─── Extracted information ───
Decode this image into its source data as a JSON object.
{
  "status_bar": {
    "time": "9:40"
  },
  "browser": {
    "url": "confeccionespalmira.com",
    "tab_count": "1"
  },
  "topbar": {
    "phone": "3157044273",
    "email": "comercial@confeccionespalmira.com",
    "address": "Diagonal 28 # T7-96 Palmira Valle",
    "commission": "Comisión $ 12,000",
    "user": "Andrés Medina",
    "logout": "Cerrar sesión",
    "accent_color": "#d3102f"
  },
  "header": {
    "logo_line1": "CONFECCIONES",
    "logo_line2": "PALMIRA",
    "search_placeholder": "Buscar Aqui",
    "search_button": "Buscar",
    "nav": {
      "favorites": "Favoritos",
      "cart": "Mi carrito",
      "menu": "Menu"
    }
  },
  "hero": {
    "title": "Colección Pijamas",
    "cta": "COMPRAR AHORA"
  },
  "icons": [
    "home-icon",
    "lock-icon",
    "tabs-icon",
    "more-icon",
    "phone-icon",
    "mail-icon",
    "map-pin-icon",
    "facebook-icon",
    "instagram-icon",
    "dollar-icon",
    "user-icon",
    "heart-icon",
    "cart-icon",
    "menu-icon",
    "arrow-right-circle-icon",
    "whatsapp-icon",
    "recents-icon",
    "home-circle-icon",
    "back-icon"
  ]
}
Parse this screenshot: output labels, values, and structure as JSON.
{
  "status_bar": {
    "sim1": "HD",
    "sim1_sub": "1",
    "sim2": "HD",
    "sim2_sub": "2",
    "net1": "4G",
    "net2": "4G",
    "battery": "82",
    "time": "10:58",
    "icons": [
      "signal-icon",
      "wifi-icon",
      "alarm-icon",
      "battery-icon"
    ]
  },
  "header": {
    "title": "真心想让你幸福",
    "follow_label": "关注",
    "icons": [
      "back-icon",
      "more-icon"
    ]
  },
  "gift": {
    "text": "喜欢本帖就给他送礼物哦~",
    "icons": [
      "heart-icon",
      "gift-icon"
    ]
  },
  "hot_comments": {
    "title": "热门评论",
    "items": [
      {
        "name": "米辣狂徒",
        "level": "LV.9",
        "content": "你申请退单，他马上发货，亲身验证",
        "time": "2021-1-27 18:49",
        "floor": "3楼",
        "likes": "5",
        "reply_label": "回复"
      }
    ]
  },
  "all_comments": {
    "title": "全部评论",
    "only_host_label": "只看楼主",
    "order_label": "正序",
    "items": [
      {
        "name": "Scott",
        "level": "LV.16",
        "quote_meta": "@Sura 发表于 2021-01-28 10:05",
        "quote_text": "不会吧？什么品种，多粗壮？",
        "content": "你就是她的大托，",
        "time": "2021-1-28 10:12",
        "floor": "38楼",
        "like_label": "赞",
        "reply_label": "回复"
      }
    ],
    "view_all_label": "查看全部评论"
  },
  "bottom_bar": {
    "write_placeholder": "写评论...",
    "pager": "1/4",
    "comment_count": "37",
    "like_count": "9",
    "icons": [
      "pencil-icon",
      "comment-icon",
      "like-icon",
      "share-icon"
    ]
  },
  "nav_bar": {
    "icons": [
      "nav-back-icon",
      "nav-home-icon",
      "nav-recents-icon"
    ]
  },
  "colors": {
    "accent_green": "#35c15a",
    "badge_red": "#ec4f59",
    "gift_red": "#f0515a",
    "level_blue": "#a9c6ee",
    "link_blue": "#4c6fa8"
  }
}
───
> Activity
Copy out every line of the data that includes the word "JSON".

> Exercise response
Decode this image into its source data as a JSON object.
Parse this screenshot: output labels, values, and structure as JSON.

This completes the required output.